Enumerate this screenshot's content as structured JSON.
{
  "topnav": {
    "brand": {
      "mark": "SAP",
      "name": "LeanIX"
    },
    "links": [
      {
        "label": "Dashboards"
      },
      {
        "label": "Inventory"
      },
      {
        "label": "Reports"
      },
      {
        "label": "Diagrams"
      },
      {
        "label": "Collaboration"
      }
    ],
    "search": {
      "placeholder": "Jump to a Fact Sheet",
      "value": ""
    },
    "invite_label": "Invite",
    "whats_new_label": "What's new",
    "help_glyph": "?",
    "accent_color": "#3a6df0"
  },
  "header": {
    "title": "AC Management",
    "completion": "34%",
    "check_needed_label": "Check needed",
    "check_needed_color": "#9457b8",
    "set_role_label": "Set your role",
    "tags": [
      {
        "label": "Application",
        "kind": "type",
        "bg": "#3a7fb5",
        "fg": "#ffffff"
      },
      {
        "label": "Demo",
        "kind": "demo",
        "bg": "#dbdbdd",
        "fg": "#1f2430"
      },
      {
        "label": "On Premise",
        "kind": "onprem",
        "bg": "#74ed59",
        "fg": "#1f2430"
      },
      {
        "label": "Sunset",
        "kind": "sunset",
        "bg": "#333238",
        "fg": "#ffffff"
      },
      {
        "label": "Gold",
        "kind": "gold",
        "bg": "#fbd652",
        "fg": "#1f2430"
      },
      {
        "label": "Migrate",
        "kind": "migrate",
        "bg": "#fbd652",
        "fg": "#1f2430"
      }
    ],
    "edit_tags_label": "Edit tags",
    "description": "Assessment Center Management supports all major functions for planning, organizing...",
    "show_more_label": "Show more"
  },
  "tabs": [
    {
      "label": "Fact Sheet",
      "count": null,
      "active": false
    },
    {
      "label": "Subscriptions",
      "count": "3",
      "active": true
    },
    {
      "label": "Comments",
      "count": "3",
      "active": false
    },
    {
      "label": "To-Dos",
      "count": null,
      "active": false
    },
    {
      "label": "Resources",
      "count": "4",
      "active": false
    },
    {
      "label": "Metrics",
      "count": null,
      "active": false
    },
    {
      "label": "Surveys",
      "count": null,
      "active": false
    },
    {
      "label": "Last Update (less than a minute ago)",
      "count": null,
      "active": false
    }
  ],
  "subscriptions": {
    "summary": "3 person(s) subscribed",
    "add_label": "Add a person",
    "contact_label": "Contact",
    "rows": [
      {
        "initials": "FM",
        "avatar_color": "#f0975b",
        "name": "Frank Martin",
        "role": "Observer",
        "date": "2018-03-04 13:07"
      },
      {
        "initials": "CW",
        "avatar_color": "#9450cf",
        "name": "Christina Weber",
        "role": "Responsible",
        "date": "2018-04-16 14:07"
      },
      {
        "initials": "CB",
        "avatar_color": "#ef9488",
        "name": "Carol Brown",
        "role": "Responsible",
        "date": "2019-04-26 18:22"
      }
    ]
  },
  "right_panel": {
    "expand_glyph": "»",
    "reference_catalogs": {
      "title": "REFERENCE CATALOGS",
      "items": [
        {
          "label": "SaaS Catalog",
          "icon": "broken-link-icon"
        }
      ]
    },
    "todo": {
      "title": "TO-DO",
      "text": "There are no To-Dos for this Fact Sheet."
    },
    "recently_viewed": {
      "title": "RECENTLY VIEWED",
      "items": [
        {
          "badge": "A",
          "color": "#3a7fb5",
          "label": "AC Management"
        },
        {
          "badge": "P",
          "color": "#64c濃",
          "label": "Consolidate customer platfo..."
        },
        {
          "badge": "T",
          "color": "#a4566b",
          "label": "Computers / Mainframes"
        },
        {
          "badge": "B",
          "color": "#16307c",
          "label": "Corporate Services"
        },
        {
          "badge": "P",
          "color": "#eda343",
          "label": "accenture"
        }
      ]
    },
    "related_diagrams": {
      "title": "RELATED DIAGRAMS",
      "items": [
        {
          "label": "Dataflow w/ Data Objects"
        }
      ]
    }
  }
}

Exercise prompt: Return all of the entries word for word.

Response to this task:
Enumerate this screenshot's content as structured JSON.
{
  "topnav": {
    "brand": {
      "mark": "SAP",
      "name": "LeanIX"
    },
    "links": [
      {
        "label": "Dashboards"
      },
      {
        "label": "Inventory"
      },
      {
        "label": "Reports"
      },
      {
        "label": "Diagrams"
      },
      {
        "label": "Collaboration"
      }
    ],
    "search": {
      "placeholder": "Jump to a Fact Sheet",
      "value": ""
    },
    "invite_label": "Invite",
    "whats_new_label": "What's new",
    "help_glyph": "?",
    "accent_color": "#3a6df0"
  },
  "header": {
    "title": "AC Management",
    "completion": "34%",
    "check_needed_label": "Check needed",
    "check_needed_color": "#9457b8",
    "set_role_label": "Set your role",
    "tags": [
      {
        "label": "Application",
        "kind": "type",
        "bg": "#3a7fb5",
        "fg": "#ffffff"
      },
      {
        "label": "Demo",
        "kind": "demo",
        "bg": "#dbdbdd",
        "fg": "#1f2430"
      },
      {
        "label": "On Premise",
        "kind": "onprem",
        "bg": "#74ed59",
        "fg": "#1f2430"
      },
      {
        "label": "Sunset",
        "kind": "sunset",
        "bg": "#333238",
        "fg": "#ffffff"
      },
      {
        "label": "Gold",
        "kind": "gold",
        "bg": "#fbd652",
        "fg": "#1f2430"
      },
      {
        "label": "Migrate",
        "kind": "migrate",
        "bg": "#fbd652",
        "fg": "#1f2430"
      }
    ],
    "edit_tags_label": "Edit tags",
    "description": "Assessment Center Management supports all major functions for planning, organizing...",
    "show_more_label": "Show more"
  },
  "tabs": [
    {
      "label": "Fact Sheet",
      "count": null,
      "active": false
    },
    {
      "label": "Subscriptions",
      "count": "3",
      "active": true
    },
    {
      "label": "Comments",
      "count": "3",
      "active": false
    },
    {
      "label": "To-Dos",
      "count": null,
      "active": false
    },
    {
      "label": "Resources",
      "count": "4",
      "active": false
    },
    {
      "label": "Metrics",
      "count": null,
      "active": false
    },
    {
      "label": "Surveys",
      "count": null,
      "active": false
    },
    {
      "label": "Last Update (less than a minute ago)",
      "count": null,
      "active": false
    }
  ],
  "subscriptions": {
    "summary": "3 person(s) subscribed",
    "add_label": "Add a person",
    "contact_label": "Contact",
    "rows": [
      {
        "initials": "FM",
        "avatar_color": "#f0975b",
        "name": "Frank Martin",
        "role": "Observer",
        "date": "2018-03-04 13:07"
      },
      {
        "initials": "CW",
        "avatar_color": "#9450cf",
        "name": "Christina Weber",
        "role": "Responsible",
        "date": "2018-04-16 14:07"
      },
      {
        "initials": "CB",
        "avatar_color": "#ef9488",
        "name": "Carol Brown",
        "role": "Responsible",
        "date": "2019-04-26 18:22"
      }
    ]
  },
  "right_panel": {
    "expand_glyph": "»",
    "reference_catalogs": {
      "title": "REFERENCE CATALOGS",
      "items": [
        {
          "label": "SaaS Catalog",
          "icon": "broken-link-icon"
        }
      ]
    },
    "todo": {
      "title": "TO-DO",
      "text": "There are no To-Dos for this Fact Sheet."
    },
    "recently_viewed": {
      "title": "RECENTLY VIEWED",
      "items": [
        {
          "badge": "A",
          "color": "#3a7fb5",
          "label": "AC Management"
        },
        {
          "badge": "P",
          "color": "#64c濃",
          "label": "Consolidate customer platfo..."
        },
        {
          "badge": "T",
          "color": "#a4566b",
          "label": "Computers / Mainframes"
        },
        {
          "badge": "B",
          "color": "#16307c",
          "label": "Corporate Services"
        },
        {
          "badge": "P",
          "color": "#eda343",
          "label": "accenture"
        }
      ]
    },
    "related_diagrams": {
      "title": "RELATED DIAGRAMS",
      "items": [
        {
          "label": "Dataflow w/ Data Objects"
        }
      ]
    }
  }
}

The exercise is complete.